“For Latinos who stand to benefit the most from the Affordable Care Act, [the vote] symbolizes that there are people in Congress who are not looking out for their well-being and rather putting politics in front of the well-being of Latinos,” said Jennifer Ng’andu, a health expert at the National Council of La Raza.
Latinos are the largest minority group in the country, numbering 53 million and making up 17 percent of the population as of last summer. However, nearly one in three uninsured people in the U.S. are Latino according to NCLR figures. Similarly, 69 percent of Latinos are confused about the ACA, but a majority of them support the law once it is explained to them, a Latino Decisions survey shows.
Dr. Elena Rios, president of the National Hispanic Medical Association, said in the three years of the rollout of Obamacare people have seen some of its benefits, namely that children are able to remain on their parents’ health insurance until age 26 and that insurance companies are prohibited from denying coverage to individuals with a pre-existing condition.
The law is set to provide free preventive care such as nutrition counseling and screenings, important for Latinos who have higher rates of diabetes and obesity, Rios said.
According to the Center for American Progress, Obamacare has already made 9 million more Latinos eligible for health coverage. Below are seven additional ways that Obamacare will benefit our community.
- The Affordable Care Act addresses cost—the very problem that caused 32 percent of Latinos to be uninsured in 2009.
- Beginning in 2014 approximately 2.3 million Hispanics who are self-employed or small-business owners (and their 1.4 million employees) may be eligible to purchase affordable health care coverage through an insurance exchange, giving employers the opportunity to choose more affordable care.
- 736,000 Latinos under the age of 26 gained access to health insurance in the two years since the passage of the Affordable Care Act.
- Thanks to the Affordable Care Act’s strategic investments in community health centers, community health workers, better known as “promotoras,” received more support, helping them provide more services to medically underserved communities in which many Latinos live.
- Health reform will make oral contraceptives more accessible to Latinas beginning in August 2012.
- Half of all Latino children born in 2000 are at risk of developing diabetes. Before the Affordable Care Act, insurance companies could legally deny coverage to Latino children with diabetes or other pre-existing conditions or charge them substantially more.

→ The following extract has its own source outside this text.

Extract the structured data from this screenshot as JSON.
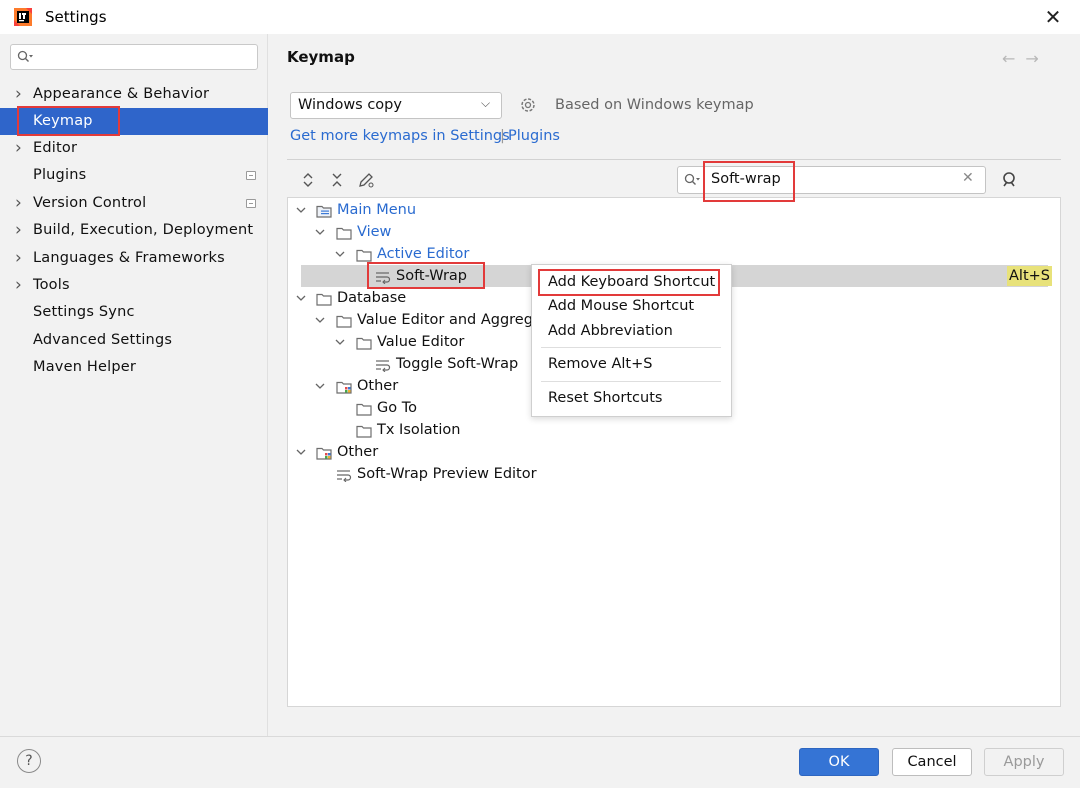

- The Affordable Care Act created the Office of Minority Health, which monitors the quality of care that communities of color receive under health reform.
This article was first published in Latinovations.[Photo by United States Government Work]